The comments by three top BJP leaders on Ram temple during political rallies within a week, in a poll-bound state, has raised eyebrows. On November 23, the VHP also publicly felicitated around 65 advocates of Ram Lala Virajman, the deity and Ramjanmabhoomi in Karsevakpuram in Ayodhya for their “untiring free contribution in winning the case.”
This is in contrast with the caution the BJP and Sangh parivar had adopted and advocated earlier.
Way back on September 9, addressing an election rally in Nashik, Modi slammed "motormouths" and cautioned them against making comments on Ram Mandir issue. Days before the judgement, RSS asked its pracharaks not to organise celebrations or carry processions if the judgement comes in favour of Ram temple.
On the day of the judgment, VHP issued a press statement after the court judgment saying “neither has anybody won nor has anybody has lost."
Now, the lack of inhibition in raking up the temple issue and claiming credit the Ayodhya verdict is a clear indication that the BJP will no longer will restrain itself from reaping the electoral fruits of fulfilling one of its core agendas.
Political analyst T R Ramachandran, however, thinks that while the BJP might be making a “last-ditch effort to capitalize on Ram temple sentiment”, the issue is now a “done and dusted” and will “not have much resonance electorally.”
The BJP, which installed a non-tribal Raghubar Das as Chief Minster in 2014 in Jharkhand, which has a 26% tribal population, is also facing internal dissension in state unit, which it tried to address by making the ambitious former Chief Minister Arjun Munda a minister in the Centre.
The CM has also antagonized a senior party leader Saryu Rai, who is called the “Chanakya” of Jharkhand politics.

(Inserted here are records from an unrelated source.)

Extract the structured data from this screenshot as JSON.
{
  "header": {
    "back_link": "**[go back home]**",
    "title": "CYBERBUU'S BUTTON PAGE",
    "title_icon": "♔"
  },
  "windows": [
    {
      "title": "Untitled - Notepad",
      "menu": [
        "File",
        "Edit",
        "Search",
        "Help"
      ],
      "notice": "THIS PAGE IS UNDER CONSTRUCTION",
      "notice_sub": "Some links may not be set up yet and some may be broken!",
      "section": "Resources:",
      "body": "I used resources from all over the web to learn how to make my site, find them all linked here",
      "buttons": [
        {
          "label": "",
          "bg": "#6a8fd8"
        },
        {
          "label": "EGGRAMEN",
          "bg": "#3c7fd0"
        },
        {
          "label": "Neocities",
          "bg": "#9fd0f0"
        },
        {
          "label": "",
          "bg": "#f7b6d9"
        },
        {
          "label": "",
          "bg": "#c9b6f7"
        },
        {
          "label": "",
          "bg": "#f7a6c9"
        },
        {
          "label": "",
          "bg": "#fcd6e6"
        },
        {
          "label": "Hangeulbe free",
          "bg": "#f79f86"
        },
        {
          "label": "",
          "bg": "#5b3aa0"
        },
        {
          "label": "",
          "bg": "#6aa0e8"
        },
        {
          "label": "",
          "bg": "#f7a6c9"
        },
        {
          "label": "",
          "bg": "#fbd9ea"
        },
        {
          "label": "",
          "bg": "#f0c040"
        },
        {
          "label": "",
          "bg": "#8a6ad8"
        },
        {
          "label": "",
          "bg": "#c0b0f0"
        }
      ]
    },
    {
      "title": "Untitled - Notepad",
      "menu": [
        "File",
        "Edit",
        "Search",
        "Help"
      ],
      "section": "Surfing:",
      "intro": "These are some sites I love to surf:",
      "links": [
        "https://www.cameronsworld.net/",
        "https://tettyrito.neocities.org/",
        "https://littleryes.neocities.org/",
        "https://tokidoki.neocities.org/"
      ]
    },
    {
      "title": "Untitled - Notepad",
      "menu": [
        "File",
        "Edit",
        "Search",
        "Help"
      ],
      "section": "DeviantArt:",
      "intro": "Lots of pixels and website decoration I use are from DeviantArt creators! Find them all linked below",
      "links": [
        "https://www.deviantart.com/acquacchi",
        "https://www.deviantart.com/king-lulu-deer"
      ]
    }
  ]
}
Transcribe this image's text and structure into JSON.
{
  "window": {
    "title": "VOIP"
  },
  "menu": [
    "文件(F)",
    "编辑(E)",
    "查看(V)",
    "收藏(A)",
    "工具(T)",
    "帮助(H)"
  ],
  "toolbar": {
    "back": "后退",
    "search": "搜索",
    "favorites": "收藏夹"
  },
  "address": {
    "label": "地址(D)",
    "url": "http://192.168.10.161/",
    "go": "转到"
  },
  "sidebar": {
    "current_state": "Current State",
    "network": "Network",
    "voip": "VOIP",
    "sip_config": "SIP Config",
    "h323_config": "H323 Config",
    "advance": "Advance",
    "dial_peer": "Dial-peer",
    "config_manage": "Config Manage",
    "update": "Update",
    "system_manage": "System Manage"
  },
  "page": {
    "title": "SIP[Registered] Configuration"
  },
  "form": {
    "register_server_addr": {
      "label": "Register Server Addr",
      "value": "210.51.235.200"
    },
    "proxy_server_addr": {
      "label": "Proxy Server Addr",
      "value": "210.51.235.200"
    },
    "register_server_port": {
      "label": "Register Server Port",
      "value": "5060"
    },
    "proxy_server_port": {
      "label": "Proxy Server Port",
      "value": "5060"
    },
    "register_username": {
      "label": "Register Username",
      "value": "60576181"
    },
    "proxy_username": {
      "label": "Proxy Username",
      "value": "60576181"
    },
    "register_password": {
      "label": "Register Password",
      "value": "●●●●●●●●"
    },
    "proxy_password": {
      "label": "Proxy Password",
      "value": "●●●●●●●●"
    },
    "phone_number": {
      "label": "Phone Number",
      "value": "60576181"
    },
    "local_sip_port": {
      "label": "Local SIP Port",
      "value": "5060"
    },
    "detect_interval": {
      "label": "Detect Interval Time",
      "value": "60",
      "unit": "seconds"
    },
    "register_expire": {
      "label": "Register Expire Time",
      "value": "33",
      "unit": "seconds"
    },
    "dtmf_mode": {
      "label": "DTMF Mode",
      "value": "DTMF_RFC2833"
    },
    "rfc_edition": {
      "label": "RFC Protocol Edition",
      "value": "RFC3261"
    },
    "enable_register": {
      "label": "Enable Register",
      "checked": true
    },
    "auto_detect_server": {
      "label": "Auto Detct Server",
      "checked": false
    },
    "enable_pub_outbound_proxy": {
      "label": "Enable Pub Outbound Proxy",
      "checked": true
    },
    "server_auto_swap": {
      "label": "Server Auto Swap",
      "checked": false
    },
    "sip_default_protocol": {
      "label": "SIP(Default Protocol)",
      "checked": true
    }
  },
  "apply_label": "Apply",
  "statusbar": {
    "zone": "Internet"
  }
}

Denied an Assembly ticket this time, Rai has announced his candidature as an Independent against the Chief Minister himself.
With the failure of an alliance with its former ally All Jharkhand Students Union, the BJP is nearly a loner against the combined might of the JMM-Congress and RJD alliance, which has only led the party to increase its pitch about its core agenda.